━━━ AVAILABLE DATA ━━━

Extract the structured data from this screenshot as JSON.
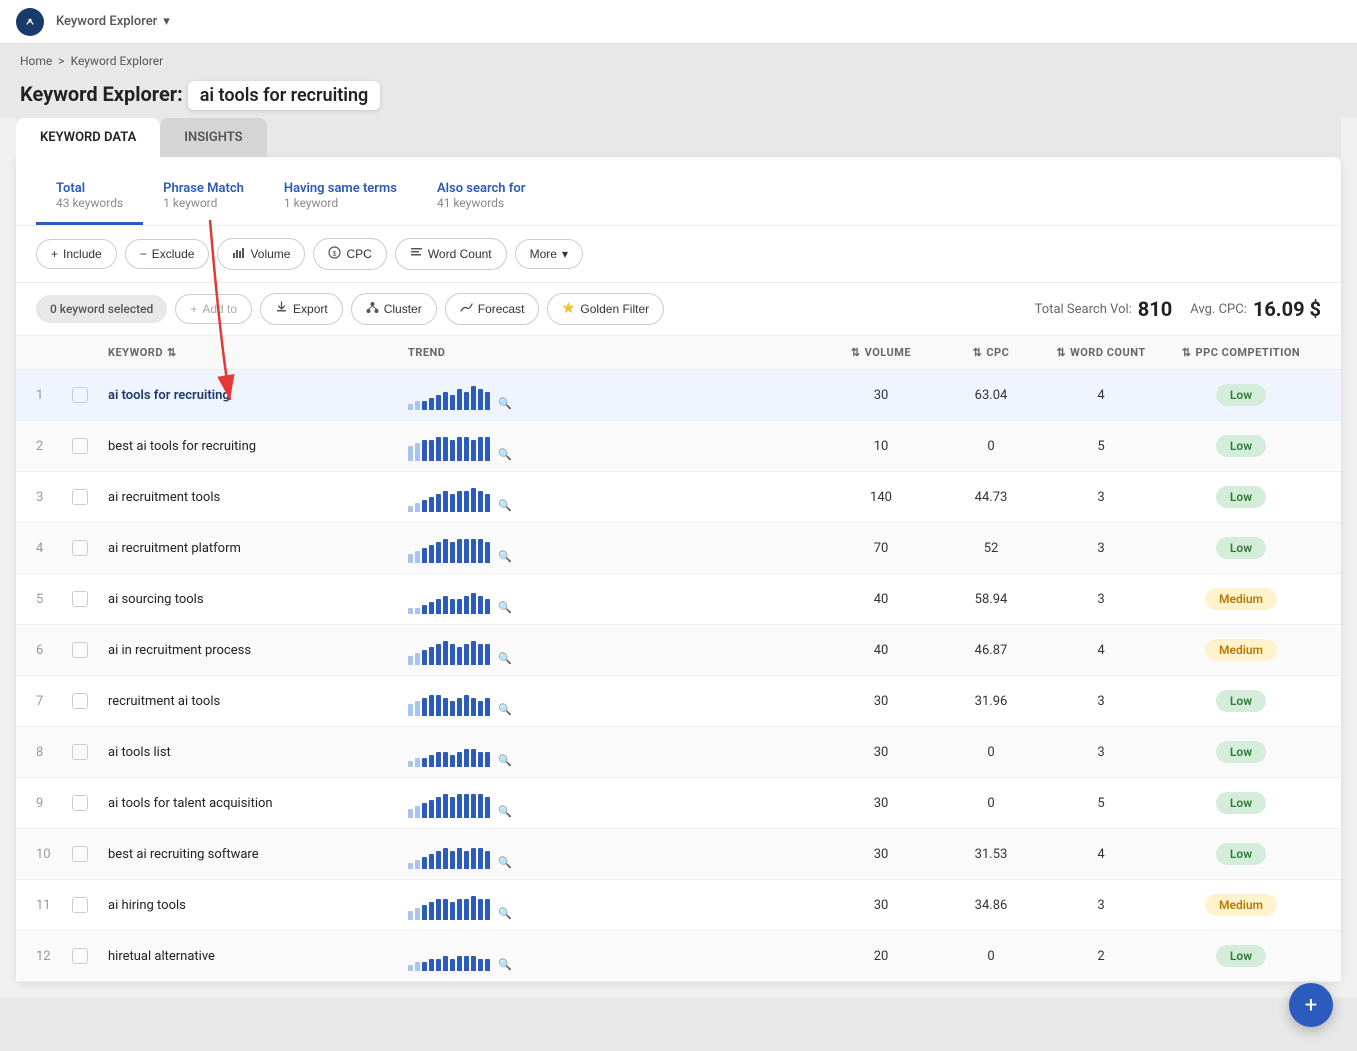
{
  "topbar": {
    "app_name": "Keyword Explorer",
    "chevron": "▾"
  },
  "breadcrumb": {
    "home": "Home",
    "separator": ">",
    "current": "Keyword Explorer"
  },
  "page_title": {
    "prefix": "Keyword Explorer:",
    "query": "ai tools for recruiting"
  },
  "tabs": [
    {
      "id": "keyword-data",
      "label": "KEYWORD DATA",
      "active": true
    },
    {
      "id": "insights",
      "label": "INSIGHTS",
      "active": false
    }
  ],
  "keyword_types": [
    {
      "id": "total",
      "label": "Total",
      "count": "43 keywords",
      "active": true
    },
    {
      "id": "phrase-match",
      "label": "Phrase Match",
      "count": "1 keyword",
      "active": false
    },
    {
      "id": "same-terms",
      "label": "Having same terms",
      "count": "1 keyword",
      "active": false
    },
    {
      "id": "also-search",
      "label": "Also search for",
      "count": "41 keywords",
      "active": false
    }
  ],
  "filters": [
    {
      "id": "include",
      "label": "Include",
      "icon": "+"
    },
    {
      "id": "exclude",
      "label": "Exclude",
      "icon": "−"
    },
    {
      "id": "volume",
      "label": "Volume",
      "icon": "📊"
    },
    {
      "id": "cpc",
      "label": "CPC",
      "icon": "💲"
    },
    {
      "id": "word-count",
      "label": "Word Count",
      "icon": "📝"
    },
    {
      "id": "more",
      "label": "More",
      "icon": "⋯",
      "has_arrow": true
    }
  ],
  "actions": {
    "selected_label": "0 keyword selected",
    "add_to": "+ Add to",
    "export": "Export",
    "cluster": "Cluster",
    "forecast": "Forecast",
    "golden_filter": "Golden Filter"
  },
  "totals": {
    "search_vol_label": "Total Search Vol:",
    "search_vol": "810",
    "avg_cpc_label": "Avg. CPC:",
    "avg_cpc": "16.09 $"
  },
  "table": {
    "headers": [
      {
        "id": "drag",
        "label": ""
      },
      {
        "id": "check",
        "label": ""
      },
      {
        "id": "keyword",
        "label": "KEYWORD"
      },
      {
        "id": "trend",
        "label": "TREND"
      },
      {
        "id": "volume",
        "label": "VOLUME"
      },
      {
        "id": "cpc",
        "label": "CPC"
      },
      {
        "id": "word-count",
        "label": "WORD COUNT"
      },
      {
        "id": "ppc",
        "label": "PPC COMPETITION"
      }
    ],
    "rows": [
      {
        "num": 1,
        "keyword": "ai tools for recruiting",
        "volume": 30,
        "cpc": "63.04",
        "word_count": 4,
        "ppc": "Low",
        "ppc_type": "low",
        "trend": [
          2,
          3,
          3,
          4,
          5,
          6,
          5,
          7,
          6,
          8,
          7,
          6
        ],
        "highlight": true
      },
      {
        "num": 2,
        "keyword": "best ai tools for recruiting",
        "volume": 10,
        "cpc": "0",
        "word_count": 5,
        "ppc": "Low",
        "ppc_type": "low",
        "trend": [
          5,
          6,
          7,
          7,
          8,
          8,
          7,
          8,
          8,
          7,
          8,
          8
        ]
      },
      {
        "num": 3,
        "keyword": "ai recruitment tools",
        "volume": 140,
        "cpc": "44.73",
        "word_count": 3,
        "ppc": "Low",
        "ppc_type": "low",
        "trend": [
          2,
          3,
          4,
          5,
          6,
          7,
          6,
          7,
          7,
          8,
          7,
          6
        ]
      },
      {
        "num": 4,
        "keyword": "ai recruitment platform",
        "volume": 70,
        "cpc": "52",
        "word_count": 3,
        "ppc": "Low",
        "ppc_type": "low",
        "trend": [
          3,
          4,
          5,
          6,
          7,
          8,
          7,
          8,
          8,
          8,
          8,
          7
        ]
      },
      {
        "num": 5,
        "keyword": "ai sourcing tools",
        "volume": 40,
        "cpc": "58.94",
        "word_count": 3,
        "ppc": "Medium",
        "ppc_type": "medium",
        "trend": [
          2,
          2,
          3,
          4,
          5,
          6,
          5,
          5,
          6,
          7,
          6,
          5
        ]
      },
      {
        "num": 6,
        "keyword": "ai in recruitment process",
        "volume": 40,
        "cpc": "46.87",
        "word_count": 4,
        "ppc": "Medium",
        "ppc_type": "medium",
        "trend": [
          3,
          4,
          5,
          6,
          7,
          8,
          7,
          6,
          7,
          8,
          7,
          7
        ]
      },
      {
        "num": 7,
        "keyword": "recruitment ai tools",
        "volume": 30,
        "cpc": "31.96",
        "word_count": 3,
        "ppc": "Low",
        "ppc_type": "low",
        "trend": [
          4,
          5,
          6,
          7,
          7,
          6,
          5,
          6,
          7,
          6,
          5,
          6
        ]
      },
      {
        "num": 8,
        "keyword": "ai tools list",
        "volume": 30,
        "cpc": "0",
        "word_count": 3,
        "ppc": "Low",
        "ppc_type": "low",
        "trend": [
          2,
          3,
          3,
          4,
          5,
          5,
          4,
          5,
          6,
          6,
          5,
          5
        ]
      },
      {
        "num": 9,
        "keyword": "ai tools for talent acquisition",
        "volume": 30,
        "cpc": "0",
        "word_count": 5,
        "ppc": "Low",
        "ppc_type": "low",
        "trend": [
          3,
          4,
          5,
          6,
          7,
          8,
          7,
          8,
          8,
          8,
          8,
          7
        ]
      },
      {
        "num": 10,
        "keyword": "best ai recruiting software",
        "volume": 30,
        "cpc": "31.53",
        "word_count": 4,
        "ppc": "Low",
        "ppc_type": "low",
        "trend": [
          2,
          3,
          4,
          5,
          6,
          7,
          6,
          7,
          6,
          7,
          7,
          6
        ]
      },
      {
        "num": 11,
        "keyword": "ai hiring tools",
        "volume": 30,
        "cpc": "34.86",
        "word_count": 3,
        "ppc": "Medium",
        "ppc_type": "medium",
        "trend": [
          3,
          4,
          5,
          6,
          7,
          7,
          6,
          7,
          7,
          8,
          7,
          7
        ]
      },
      {
        "num": 12,
        "keyword": "hiretual alternative",
        "volume": 20,
        "cpc": "0",
        "word_count": 2,
        "ppc": "Low",
        "ppc_type": "low",
        "trend": [
          2,
          3,
          3,
          4,
          4,
          5,
          4,
          5,
          5,
          5,
          4,
          4
        ]
      }
    ]
  },
  "fab": {
    "icon": "+"
  },
  "colors": {
    "accent": "#2b5bbd",
    "low_badge_bg": "#d4edda",
    "low_badge_text": "#2e7d32",
    "medium_badge_bg": "#fff3cd",
    "medium_badge_text": "#b87a00"
  }
}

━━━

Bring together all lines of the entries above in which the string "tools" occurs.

    "query": "ai tools for recruiting"
        "keyword": "ai tools for recruiting",
        "keyword": "best ai tools for recruiting",
        "keyword": "ai recruitment tools",
        "keyword": "ai sourcing tools",
        "keyword": "recruitment ai tools",
        "keyword": "ai tools list",
        "keyword": "ai tools for talent acquisition",
        "keyword": "ai hiring tools",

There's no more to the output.